─── TASK MATERIAL ───

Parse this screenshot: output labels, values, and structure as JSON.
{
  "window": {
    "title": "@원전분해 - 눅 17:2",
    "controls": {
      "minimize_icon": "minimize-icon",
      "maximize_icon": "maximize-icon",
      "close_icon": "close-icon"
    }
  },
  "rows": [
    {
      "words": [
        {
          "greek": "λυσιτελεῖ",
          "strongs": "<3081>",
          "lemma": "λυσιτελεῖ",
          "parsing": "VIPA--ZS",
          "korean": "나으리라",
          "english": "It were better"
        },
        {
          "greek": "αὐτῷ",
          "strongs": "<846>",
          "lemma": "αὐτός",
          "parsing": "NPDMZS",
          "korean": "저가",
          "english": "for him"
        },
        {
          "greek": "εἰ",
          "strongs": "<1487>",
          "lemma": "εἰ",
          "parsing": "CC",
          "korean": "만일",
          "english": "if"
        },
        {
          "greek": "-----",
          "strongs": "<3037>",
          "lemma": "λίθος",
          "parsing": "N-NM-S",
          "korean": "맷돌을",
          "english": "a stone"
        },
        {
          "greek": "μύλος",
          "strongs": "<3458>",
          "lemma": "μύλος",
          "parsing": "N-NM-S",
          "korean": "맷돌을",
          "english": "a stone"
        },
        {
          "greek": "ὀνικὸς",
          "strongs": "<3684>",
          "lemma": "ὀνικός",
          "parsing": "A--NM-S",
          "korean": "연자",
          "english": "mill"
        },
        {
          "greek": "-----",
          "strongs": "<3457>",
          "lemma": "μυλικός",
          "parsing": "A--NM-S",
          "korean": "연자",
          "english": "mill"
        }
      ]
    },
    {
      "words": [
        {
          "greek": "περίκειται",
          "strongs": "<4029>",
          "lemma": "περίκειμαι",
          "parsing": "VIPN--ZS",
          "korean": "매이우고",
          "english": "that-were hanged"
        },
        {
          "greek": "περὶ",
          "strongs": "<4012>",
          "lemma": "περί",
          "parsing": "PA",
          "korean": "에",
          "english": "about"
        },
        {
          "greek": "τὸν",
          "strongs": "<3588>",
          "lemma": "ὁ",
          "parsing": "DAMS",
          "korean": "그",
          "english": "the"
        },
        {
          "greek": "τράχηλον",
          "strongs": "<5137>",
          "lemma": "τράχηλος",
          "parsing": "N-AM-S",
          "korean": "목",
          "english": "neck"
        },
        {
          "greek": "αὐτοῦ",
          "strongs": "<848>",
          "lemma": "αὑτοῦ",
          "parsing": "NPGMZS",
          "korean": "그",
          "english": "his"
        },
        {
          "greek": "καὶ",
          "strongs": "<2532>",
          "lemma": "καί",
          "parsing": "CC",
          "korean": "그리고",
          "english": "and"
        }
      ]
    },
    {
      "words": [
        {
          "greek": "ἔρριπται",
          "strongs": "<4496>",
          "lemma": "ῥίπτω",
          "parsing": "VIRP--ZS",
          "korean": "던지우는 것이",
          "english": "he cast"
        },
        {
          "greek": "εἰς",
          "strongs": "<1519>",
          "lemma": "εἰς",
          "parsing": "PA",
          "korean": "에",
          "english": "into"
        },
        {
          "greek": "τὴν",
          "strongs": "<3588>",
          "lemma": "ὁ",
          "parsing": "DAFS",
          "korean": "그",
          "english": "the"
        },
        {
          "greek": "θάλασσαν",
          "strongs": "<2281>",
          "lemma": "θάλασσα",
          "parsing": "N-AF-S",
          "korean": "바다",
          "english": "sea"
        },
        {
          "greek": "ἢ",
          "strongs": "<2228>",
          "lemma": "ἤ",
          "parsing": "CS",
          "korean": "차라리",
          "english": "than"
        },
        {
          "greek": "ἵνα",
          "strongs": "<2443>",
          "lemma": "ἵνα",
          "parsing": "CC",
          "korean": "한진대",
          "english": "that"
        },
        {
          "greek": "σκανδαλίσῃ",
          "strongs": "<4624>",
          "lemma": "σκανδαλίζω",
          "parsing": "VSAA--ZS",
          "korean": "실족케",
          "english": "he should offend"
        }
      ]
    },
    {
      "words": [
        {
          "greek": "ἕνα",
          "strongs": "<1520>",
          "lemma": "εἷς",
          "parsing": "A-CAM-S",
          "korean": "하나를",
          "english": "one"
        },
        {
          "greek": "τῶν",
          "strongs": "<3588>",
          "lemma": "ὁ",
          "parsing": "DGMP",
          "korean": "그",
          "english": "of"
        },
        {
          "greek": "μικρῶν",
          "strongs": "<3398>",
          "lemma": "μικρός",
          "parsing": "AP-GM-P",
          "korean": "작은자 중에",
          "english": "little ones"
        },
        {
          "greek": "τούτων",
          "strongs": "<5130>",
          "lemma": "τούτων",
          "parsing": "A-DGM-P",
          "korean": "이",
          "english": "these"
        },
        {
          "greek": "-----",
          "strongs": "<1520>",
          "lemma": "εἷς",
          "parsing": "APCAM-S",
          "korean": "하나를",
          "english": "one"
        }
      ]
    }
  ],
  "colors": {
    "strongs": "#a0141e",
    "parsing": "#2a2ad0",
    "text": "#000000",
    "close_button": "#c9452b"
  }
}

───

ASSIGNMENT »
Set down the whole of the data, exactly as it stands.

WRITTEN REPLY »
Parse this screenshot: output labels, values, and structure as JSON.
{
  "window": {
    "title": "@원전분해 - 눅 17:2",
    "controls": {
      "minimize_icon": "minimize-icon",
      "maximize_icon": "maximize-icon",
      "close_icon": "close-icon"
    }
  },
  "rows": [
    {
      "words": [
        {
          "greek": "λυσιτελεῖ",
          "strongs": "<3081>",
          "lemma": "λυσιτελεῖ",
          "parsing": "VIPA--ZS",
          "korean": "나으리라",
          "english": "It were better"
        },
        {
          "greek": "αὐτῷ",
          "strongs": "<846>",
          "lemma": "αὐτός",
          "parsing": "NPDMZS",
          "korean": "저가",
          "english": "for him"
        },
        {
          "greek": "εἰ",
          "strongs": "<1487>",
          "lemma": "εἰ",
          "parsing": "CC",
          "korean": "만일",
          "english": "if"
        },
        {
          "greek": "-----",
          "strongs": "<3037>",
          "lemma": "λίθος",
          "parsing": "N-NM-S",
          "korean": "맷돌을",
          "english": "a stone"
        },
        {
          "greek": "μύλος",
          "strongs": "<3458>",
          "lemma": "μύλος",
          "parsing": "N-NM-S",
          "korean": "맷돌을",
          "english": "a stone"
        },
        {
          "greek": "ὀνικὸς",
          "strongs": "<3684>",
          "lemma": "ὀνικός",
          "parsing": "A--NM-S",
          "korean": "연자",
          "english": "mill"
        },
        {
          "greek": "-----",
          "strongs": "<3457>",
          "lemma": "μυλικός",
          "parsing": "A--NM-S",
          "korean": "연자",
          "english": "mill"
        }
      ]
    },
    {
      "words": [
        {
          "greek": "περίκειται",
          "strongs": "<4029>",
          "lemma": "περίκειμαι",
          "parsing": "VIPN--ZS",
          "korean": "매이우고",
          "english": "that-were hanged"
        },
        {
          "greek": "περὶ",
          "strongs": "<4012>",
          "lemma": "περί",
          "parsing": "PA",
          "korean": "에",
          "english": "about"
        },
        {
          "greek": "τὸν",
          "strongs": "<3588>",
          "lemma": "ὁ",
          "parsing": "DAMS",
          "korean": "그",
          "english": "the"
        },
        {
          "greek": "τράχηλον",
          "strongs": "<5137>",
          "lemma": "τράχηλος",
          "parsing": "N-AM-S",
          "korean": "목",
          "english": "neck"
        },
        {
          "greek": "αὐτοῦ",
          "strongs": "<848>",
          "lemma": "αὑτοῦ",
          "parsing": "NPGMZS",
          "korean": "그",
          "english": "his"
        },
        {
          "greek": "καὶ",
          "strongs": "<2532>",
          "lemma": "καί",
          "parsing": "CC",
          "korean": "그리고",
          "english": "and"
        }
      ]
    },
    {
      "words": [
        {
          "greek": "ἔρριπται",
          "strongs": "<4496>",
          "lemma": "ῥίπτω",
          "parsing": "VIRP--ZS",
          "korean": "던지우는 것이",
          "english": "he cast"
        },
        {
          "greek": "εἰς",
          "strongs": "<1519>",
          "lemma": "εἰς",
          "parsing": "PA",
          "korean": "에",
          "english": "into"
        },
        {
          "greek": "τὴν",
          "strongs": "<3588>",
          "lemma": "ὁ",
          "parsing": "DAFS",
          "korean": "그",
          "english": "the"
        },
        {
          "greek": "θάλασσαν",
          "strongs": "<2281>",
          "lemma": "θάλασσα",
          "parsing": "N-AF-S",
          "korean": "바다",
          "english": "sea"
        },
        {
          "greek": "ἢ",
          "strongs": "<2228>",
          "lemma": "ἤ",
          "parsing": "CS",
          "korean": "차라리",
          "english": "than"
        },
        {
          "greek": "ἵνα",
          "strongs": "<2443>",
          "lemma": "ἵνα",
          "parsing": "CC",
          "korean": "한진대",
          "english": "that"
        },
        {
          "greek": "σκανδαλίσῃ",
          "strongs": "<4624>",
          "lemma": "σκανδαλίζω",
          "parsing": "VSAA--ZS",
          "korean": "실족케",
          "english": "he should offend"
        }
      ]
    },
    {
      "words": [
        {
          "greek": "ἕνα",
          "strongs": "<1520>",
          "lemma": "εἷς",
          "parsing": "A-CAM-S",
          "korean": "하나를",
          "english": "one"
        },
        {
          "greek": "τῶν",
          "strongs": "<3588>",
          "lemma": "ὁ",
          "parsing": "DGMP",
          "korean": "그",
          "english": "of"
        },
        {
          "greek": "μικρῶν",
          "strongs": "<3398>",
          "lemma": "μικρός",
          "parsing": "AP-GM-P",
          "korean": "작은자 중에",
          "english": "little ones"
        },
        {
          "greek": "τούτων",
          "strongs": "<5130>",
          "lemma": "τούτων",
          "parsing": "A-DGM-P",
          "korean": "이",
          "english": "these"
        },
        {
          "greek": "-----",
          "strongs": "<1520>",
          "lemma": "εἷς",
          "parsing": "APCAM-S",
          "korean": "하나를",
          "english": "one"
        }
      ]
    }
  ],
  "colors": {
    "strongs": "#a0141e",
    "parsing": "#2a2ad0",
    "text": "#000000",
    "close_button": "#c9452b"
  }
}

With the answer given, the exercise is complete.